- **EXERCISE DESCRIPTION**
Every line below that holds the string "reservations" should be copied.
□ □ □ □ □ □ □
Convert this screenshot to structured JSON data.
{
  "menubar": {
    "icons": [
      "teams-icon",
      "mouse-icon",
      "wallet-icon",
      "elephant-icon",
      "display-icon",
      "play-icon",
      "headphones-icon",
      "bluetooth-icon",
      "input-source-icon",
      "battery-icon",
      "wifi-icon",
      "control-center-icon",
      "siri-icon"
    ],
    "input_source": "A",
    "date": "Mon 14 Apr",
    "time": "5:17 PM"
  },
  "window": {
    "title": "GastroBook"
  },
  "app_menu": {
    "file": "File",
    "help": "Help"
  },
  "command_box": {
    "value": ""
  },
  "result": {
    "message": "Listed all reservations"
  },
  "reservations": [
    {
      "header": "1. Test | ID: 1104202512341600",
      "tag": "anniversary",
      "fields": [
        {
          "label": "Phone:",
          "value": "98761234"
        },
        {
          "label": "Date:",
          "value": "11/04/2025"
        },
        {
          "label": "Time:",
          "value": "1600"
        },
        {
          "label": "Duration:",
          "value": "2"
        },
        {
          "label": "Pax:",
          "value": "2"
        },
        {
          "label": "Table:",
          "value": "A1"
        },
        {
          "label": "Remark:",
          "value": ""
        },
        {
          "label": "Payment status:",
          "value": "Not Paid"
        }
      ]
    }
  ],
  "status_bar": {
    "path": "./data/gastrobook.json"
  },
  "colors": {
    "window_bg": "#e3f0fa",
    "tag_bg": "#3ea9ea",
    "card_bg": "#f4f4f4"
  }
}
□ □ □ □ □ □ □
- **RESULT OF THIS EXERCISE**
    "message": "Listed all reservations"
  "reservations": [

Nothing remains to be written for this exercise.